distant bird song
I rarely use my wall calendar these days. I still buy them, hang them up for the monthly photo, but sometimes months go by before I flip a page to the next, the squares remaining empty because I never write appointments on my wall calendar any more.
So, there is a year of empty days on my wall calendar. No dentist appointments. No birthday reminders. Nothing. Yet, my days are even fuller than they used to be - so full that there isn't time to write on my wall calendar which hangs near the land-line phone jack (which I never use, either).
The only reason I haven't disconnected the land-line telephone I rarely answer (which means if this is the only phone number you have for me, you need my cell #) is that I keep thinking that when the Big One hits Los Angeles and the cell towers are down, the electricity is out, and my cell phone battery is dead, at least I'll have my land-line. This may be silly, to keep paying this monthly fee, but for some reason, I sleep better.
over my bed...
family disaster plan
And, occasionally, the land-line is helpful. On Wednesday, I left my cell phone car charger in a rental car in Colorado Springs. My regular charger was temporarily misplaced (in a stray pocket of an unpacked suitcase), so my phone was very dead and I was working on a work project/data migration and was unaware it was dead. Meanwhile, my daughter was trying to reach me so she tried the land line and actually got me!
ready for takeoff...
his kindle shut down,
her book open
The point of all this rambling is that I've missed this journal. Facebook is easy - Twitter is easy. They only require short bursts to stay in touch - the odd haiku, the airport check-in, the photo posted from my tablet from a hotel window, the tweet about an upcoming haiku event, etc. The journal takes time, just like all of the essays, short stories, book reviews, and haibun I don't seem to write, being in all-haiku-all-the-time mode.
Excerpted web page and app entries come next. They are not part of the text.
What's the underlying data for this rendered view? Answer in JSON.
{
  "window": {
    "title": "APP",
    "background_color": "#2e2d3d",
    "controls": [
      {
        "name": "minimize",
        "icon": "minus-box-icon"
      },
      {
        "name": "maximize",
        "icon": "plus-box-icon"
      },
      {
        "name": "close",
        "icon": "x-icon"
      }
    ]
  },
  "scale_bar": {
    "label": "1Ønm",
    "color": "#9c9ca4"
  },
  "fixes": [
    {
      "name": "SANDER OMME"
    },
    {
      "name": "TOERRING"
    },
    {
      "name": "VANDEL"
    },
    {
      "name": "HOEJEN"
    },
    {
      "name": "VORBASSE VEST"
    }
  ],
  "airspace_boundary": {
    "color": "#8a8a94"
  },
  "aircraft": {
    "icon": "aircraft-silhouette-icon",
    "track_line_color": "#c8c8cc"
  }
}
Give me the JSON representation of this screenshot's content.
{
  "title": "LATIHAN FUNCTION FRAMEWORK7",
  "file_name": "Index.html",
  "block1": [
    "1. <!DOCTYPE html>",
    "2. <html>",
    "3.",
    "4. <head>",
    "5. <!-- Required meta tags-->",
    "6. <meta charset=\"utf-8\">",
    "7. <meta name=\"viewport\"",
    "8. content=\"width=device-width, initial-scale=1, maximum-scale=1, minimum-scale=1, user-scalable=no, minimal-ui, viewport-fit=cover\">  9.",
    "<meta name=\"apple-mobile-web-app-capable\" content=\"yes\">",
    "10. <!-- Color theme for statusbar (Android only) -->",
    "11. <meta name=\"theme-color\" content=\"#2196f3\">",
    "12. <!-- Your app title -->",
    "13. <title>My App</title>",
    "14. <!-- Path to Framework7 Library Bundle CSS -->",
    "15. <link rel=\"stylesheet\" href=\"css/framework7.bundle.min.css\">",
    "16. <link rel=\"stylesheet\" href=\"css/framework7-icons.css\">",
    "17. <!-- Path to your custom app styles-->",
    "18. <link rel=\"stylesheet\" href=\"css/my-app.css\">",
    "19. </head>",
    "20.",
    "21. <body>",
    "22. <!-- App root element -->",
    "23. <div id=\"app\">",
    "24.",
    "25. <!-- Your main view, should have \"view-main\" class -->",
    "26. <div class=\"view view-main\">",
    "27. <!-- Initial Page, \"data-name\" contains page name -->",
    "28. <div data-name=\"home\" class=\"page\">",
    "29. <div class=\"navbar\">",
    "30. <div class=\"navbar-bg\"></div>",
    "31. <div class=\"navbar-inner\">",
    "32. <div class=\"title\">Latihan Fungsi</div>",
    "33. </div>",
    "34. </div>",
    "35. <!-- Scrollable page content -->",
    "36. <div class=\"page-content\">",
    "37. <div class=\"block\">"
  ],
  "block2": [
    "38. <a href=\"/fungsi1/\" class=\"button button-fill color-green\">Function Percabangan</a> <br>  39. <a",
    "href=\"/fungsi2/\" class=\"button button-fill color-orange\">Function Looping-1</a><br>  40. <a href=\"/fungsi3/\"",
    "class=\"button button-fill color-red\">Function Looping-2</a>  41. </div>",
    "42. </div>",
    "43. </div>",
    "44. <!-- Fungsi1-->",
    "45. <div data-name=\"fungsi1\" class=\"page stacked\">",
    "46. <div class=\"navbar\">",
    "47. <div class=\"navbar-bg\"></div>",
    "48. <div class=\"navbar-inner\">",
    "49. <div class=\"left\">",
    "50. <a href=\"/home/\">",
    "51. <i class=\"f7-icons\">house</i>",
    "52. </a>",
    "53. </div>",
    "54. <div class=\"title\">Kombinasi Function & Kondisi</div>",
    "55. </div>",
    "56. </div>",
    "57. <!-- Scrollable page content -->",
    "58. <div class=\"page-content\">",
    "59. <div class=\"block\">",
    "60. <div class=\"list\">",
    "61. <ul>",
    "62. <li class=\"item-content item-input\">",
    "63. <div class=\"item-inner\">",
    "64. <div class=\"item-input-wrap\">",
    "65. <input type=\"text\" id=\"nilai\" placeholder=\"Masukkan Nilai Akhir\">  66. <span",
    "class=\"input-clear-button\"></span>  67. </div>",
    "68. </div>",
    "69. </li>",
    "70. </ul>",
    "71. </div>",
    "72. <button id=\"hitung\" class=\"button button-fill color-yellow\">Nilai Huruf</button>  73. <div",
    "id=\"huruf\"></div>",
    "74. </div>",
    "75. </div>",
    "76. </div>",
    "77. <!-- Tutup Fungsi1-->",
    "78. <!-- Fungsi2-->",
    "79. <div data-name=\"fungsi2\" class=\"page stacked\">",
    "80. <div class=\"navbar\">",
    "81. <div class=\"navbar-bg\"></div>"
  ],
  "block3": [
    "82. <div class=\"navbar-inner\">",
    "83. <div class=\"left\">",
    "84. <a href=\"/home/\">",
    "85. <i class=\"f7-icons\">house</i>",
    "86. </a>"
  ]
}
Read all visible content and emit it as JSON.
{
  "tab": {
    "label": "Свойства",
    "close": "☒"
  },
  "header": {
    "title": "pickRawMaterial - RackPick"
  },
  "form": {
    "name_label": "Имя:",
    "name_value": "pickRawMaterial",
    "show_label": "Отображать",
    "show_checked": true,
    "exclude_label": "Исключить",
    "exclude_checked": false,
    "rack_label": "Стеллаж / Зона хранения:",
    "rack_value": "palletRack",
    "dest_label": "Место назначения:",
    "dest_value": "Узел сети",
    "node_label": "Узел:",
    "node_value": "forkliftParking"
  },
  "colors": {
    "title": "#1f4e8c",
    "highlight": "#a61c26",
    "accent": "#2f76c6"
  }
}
Yet, when I look at my newly published haibun in Haibun Today, I wish I would write more of them. Writing more often here might help that. No promises, but we'll see...
a line of surfers
- Deborah P Kolodji